-- Exercise data follows --

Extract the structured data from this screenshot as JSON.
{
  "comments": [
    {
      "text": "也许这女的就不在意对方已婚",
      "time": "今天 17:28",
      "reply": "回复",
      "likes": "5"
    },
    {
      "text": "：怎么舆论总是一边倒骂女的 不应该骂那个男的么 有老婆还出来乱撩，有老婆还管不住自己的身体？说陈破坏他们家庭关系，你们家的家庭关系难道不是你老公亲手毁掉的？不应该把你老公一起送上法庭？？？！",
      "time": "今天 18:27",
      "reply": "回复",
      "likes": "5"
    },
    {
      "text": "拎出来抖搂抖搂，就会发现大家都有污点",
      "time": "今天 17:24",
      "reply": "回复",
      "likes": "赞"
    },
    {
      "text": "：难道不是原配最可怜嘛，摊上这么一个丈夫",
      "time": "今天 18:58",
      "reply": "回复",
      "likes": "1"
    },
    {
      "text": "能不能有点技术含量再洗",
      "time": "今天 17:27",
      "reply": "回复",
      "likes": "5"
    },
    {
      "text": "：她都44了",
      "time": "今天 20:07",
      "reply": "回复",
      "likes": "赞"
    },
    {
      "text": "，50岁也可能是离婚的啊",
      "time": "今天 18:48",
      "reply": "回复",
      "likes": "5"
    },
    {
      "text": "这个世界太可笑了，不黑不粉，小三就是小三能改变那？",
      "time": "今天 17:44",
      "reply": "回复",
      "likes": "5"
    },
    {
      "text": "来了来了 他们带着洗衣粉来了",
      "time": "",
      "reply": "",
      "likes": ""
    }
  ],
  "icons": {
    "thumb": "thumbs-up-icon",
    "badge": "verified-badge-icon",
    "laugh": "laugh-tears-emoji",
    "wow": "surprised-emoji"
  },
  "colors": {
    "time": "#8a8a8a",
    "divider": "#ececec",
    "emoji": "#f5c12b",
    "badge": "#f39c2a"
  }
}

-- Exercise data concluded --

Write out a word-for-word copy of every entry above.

Solution to this task –
Extract the structured data from this screenshot as JSON.
{
  "comments": [
    {
      "text": "也许这女的就不在意对方已婚",
      "time": "今天 17:28",
      "reply": "回复",
      "likes": "5"
    },
    {
      "text": "：怎么舆论总是一边倒骂女的 不应该骂那个男的么 有老婆还出来乱撩，有老婆还管不住自己的身体？说陈破坏他们家庭关系，你们家的家庭关系难道不是你老公亲手毁掉的？不应该把你老公一起送上法庭？？？！",
      "time": "今天 18:27",
      "reply": "回复",
      "likes": "5"
    },
    {
      "text": "拎出来抖搂抖搂，就会发现大家都有污点",
      "time": "今天 17:24",
      "reply": "回复",
      "likes": "赞"
    },
    {
      "text": "：难道不是原配最可怜嘛，摊上这么一个丈夫",
      "time": "今天 18:58",
      "reply": "回复",
      "likes": "1"
    },
    {
      "text": "能不能有点技术含量再洗",
      "time": "今天 17:27",
      "reply": "回复",
      "likes": "5"
    },
    {
      "text": "：她都44了",
      "time": "今天 20:07",
      "reply": "回复",
      "likes": "赞"
    },
    {
      "text": "，50岁也可能是离婚的啊",
      "time": "今天 18:48",
      "reply": "回复",
      "likes": "5"
    },
    {
      "text": "这个世界太可笑了，不黑不粉，小三就是小三能改变那？",
      "time": "今天 17:44",
      "reply": "回复",
      "likes": "5"
    },
    {
      "text": "来了来了 他们带着洗衣粉来了",
      "time": "",
      "reply": "",
      "likes": ""
    }
  ],
  "icons": {
    "thumb": "thumbs-up-icon",
    "badge": "verified-badge-icon",
    "laugh": "laugh-tears-emoji",
    "wow": "surprised-emoji"
  },
  "colors": {
    "time": "#8a8a8a",
    "divider": "#ececec",
    "emoji": "#f5c12b",
    "badge": "#f39c2a"
  }
}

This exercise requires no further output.